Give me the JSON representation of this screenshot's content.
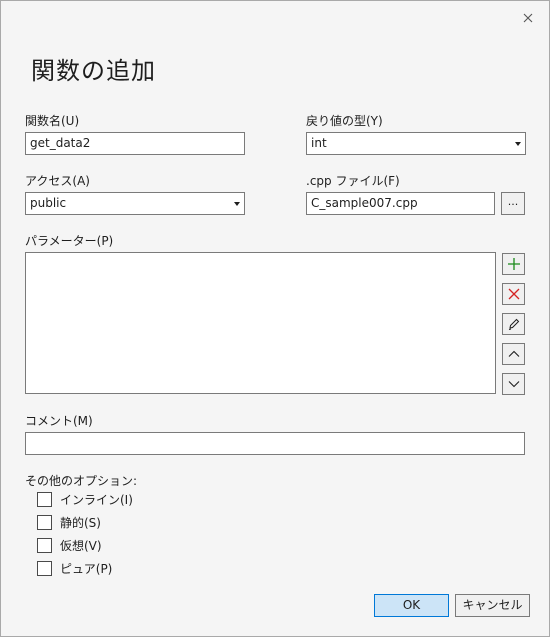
{
  "dialog": {
    "title": "関数の追加",
    "close_icon": "close-icon"
  },
  "function_name": {
    "label": "関数名(U)",
    "value": "get_data2"
  },
  "return_type": {
    "label": "戻り値の型(Y)",
    "value": "int"
  },
  "access": {
    "label": "アクセス(A)",
    "value": "public"
  },
  "cpp_file": {
    "label": ".cpp ファイル(F)",
    "value": "C_sample007.cpp",
    "browse_label": "..."
  },
  "parameters": {
    "label": "パラメーター(P)",
    "items": [],
    "buttons": {
      "add_icon": "plus-icon",
      "delete_icon": "delete-icon",
      "edit_icon": "pencil-icon",
      "up_icon": "chevron-up-icon",
      "down_icon": "chevron-down-icon"
    }
  },
  "comment": {
    "label": "コメント(M)",
    "value": ""
  },
  "other_options": {
    "label": "その他のオプション:",
    "items": [
      {
        "label": "インライン(I)",
        "checked": false
      },
      {
        "label": "静的(S)",
        "checked": false
      },
      {
        "label": "仮想(V)",
        "checked": false
      },
      {
        "label": "ピュア(P)",
        "checked": false
      }
    ]
  },
  "footer": {
    "ok_label": "OK",
    "cancel_label": "キャンセル"
  },
  "colors": {
    "plus": "#1a8a1a",
    "delete": "#d42424",
    "primary_button_bg": "#cce4f7",
    "primary_button_border": "#0078d7"
  }
}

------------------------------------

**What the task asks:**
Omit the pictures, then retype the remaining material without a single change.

**Response below:**
Give me the JSON representation of this screenshot's content.
{
  "dialog": {
    "title": "関数の追加",
    "close_icon": "close-icon"
  },
  "function_name": {
    "label": "関数名(U)",
    "value": "get_data2"
  },
  "return_type": {
    "label": "戻り値の型(Y)",
    "value": "int"
  },
  "access": {
    "label": "アクセス(A)",
    "value": "public"
  },
  "cpp_file": {
    "label": ".cpp ファイル(F)",
    "value": "C_sample007.cpp",
    "browse_label": "..."
  },
  "parameters": {
    "label": "パラメーター(P)",
    "items": [],
    "buttons": {
      "add_icon": "plus-icon",
      "delete_icon": "delete-icon",
      "edit_icon": "pencil-icon",
      "up_icon": "chevron-up-icon",
      "down_icon": "chevron-down-icon"
    }
  },
  "comment": {
    "label": "コメント(M)",
    "value": ""
  },
  "other_options": {
    "label": "その他のオプション:",
    "items": [
      {
        "label": "インライン(I)",
        "checked": false
      },
      {
        "label": "静的(S)",
        "checked": false
      },
      {
        "label": "仮想(V)",
        "checked": false
      },
      {
        "label": "ピュア(P)",
        "checked": false
      }
    ]
  },
  "footer": {
    "ok_label": "OK",
    "cancel_label": "キャンセル"
  },
  "colors": {
    "plus": "#1a8a1a",
    "delete": "#d42424",
    "primary_button_bg": "#cce4f7",
    "primary_button_border": "#0078d7"
  }
}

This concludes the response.